Iannis Xenakis: Nomos Alpha (1965), Cello Solo
Giacinto Scelsi: Suite no.9 “Ttai” (1953), Piano Solo
Giacinto Scelsi: Trilogy: I.Triphon (1957), Cello Solo
Iannis Xenakis: Paille in the wind (1992), Cello & Piano
I remember it being a winter night, and I felt a distinctive “quietness”. This allowed me to dive into a deep concentration; The grand D Steinway piano corresponded beautifully and supported my wishes. It was a wonderful experience.
This performance came very naturally to me. By then I had already performed it in public several times, and It felt very ripe and coherent to me. I knew it well, and I understood where the music wanted to be led to.
It was recorded in the frame of the “all Scelsi” concert I mentioned before. Besides being the pianist in the concert, I was also the curator and producer of that concert, so my hands were full. When the moment in the evening came to play the Illustrations, I could finally feel at ease.
This recording I made especially for this album. Despite knowing it well, this wasn’t an easy task.
‘Adieu’ means ‘farewell’, and in most cases it is not an easy thing to do - saying goodbye. Some farewells are done with one’s head up high, and some are done with sorrow, tears and regrets. I struggled between the different attitudes. At the end, I realized the music had already decided for me. The music in Un Adieu is constantly moving, a little bit like a funeral march. Except for a few breaths, the music asks the pianist to keep walking and not look back.
YZ: What was the reason why you chose these live recordings for the main two Scelsi pieces to include in this album, instead of studio recordings?

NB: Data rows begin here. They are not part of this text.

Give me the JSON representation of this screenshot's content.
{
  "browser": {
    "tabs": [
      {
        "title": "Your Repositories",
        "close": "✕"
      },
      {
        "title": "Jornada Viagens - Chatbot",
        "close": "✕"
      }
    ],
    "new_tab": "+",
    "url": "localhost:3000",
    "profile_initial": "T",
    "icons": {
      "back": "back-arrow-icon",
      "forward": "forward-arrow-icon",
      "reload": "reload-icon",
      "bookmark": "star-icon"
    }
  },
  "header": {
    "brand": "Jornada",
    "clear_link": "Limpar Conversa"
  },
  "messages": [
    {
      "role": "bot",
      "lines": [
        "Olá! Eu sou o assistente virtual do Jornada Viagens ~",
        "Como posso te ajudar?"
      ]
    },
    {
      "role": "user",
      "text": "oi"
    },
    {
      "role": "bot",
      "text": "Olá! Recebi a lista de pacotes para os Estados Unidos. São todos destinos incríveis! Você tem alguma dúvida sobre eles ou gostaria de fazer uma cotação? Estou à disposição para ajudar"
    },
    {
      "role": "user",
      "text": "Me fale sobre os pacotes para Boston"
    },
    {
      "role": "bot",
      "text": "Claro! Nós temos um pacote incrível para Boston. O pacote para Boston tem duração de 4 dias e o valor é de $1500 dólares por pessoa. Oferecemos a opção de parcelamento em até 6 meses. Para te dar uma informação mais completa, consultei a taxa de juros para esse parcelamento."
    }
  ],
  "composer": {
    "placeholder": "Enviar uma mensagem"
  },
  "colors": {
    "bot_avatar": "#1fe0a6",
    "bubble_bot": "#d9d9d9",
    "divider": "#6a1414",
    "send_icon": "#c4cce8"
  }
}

Live recordings are almost never “perfect”. However, they grant us with magical and uncompromising documentation of real music in real time, together with an energy generated by the presence of the audience, which can never be reproduced in a studio recording.
Scelsi was said to be a modest artist. He believed that he, as a composer, is merely a mediator.
For a substantial period, he composed his piano pieces by improvising: He conceptualized them and then improvised while recording. Later, with the help of friends and assistants, he notated down the recordings and it became a written composition.
Since these compositions derive directly from improvisations, I felt the best representation of them would be as recordings of live performances, where there is also an element of risk, surprise and spirit.
YZ: Besides Scelsi, are there any particular projects, composers and/or pieces that you are interested in performing or recording in the future?
SL: I am currently working mainly on two projects. There are many great musicians in Israel, and the mentality of Israelis is open, flexible and spontaneous. This allows for opportunities to present new projects. There is a small yet strong community of experimental musicians which feels like home.
However, the main challenge I have is to make sure these projects find a way to come through despite national lockdowns and restrictions due to the covid-19 pandemic. It is a strange time to come up with new plans, as one is struggling to make sure current plans are executed and performed.
So far, Israel is the first country in the world to call for a second lock-down. Concerts, as many other cultural events, are considered inessential in time like these, and are most of the time canceled or postponed to an unknown date.
Being given the opportunity to release an album (especially now) is an empowering and rewarding experience. It gives a reason to keep going and allows for a platform to share music with the audience.
I also find that collaborations with other musicians at a time like this, where social distance is obligatory, nourishes a mutual motivation to keep the music making going.
I hope that with time, as the world finds some peace and hopefully a vaccine and cure, generating new ideas will follow as well.
(Interview conducted by Yuko Zama, August - September 2020)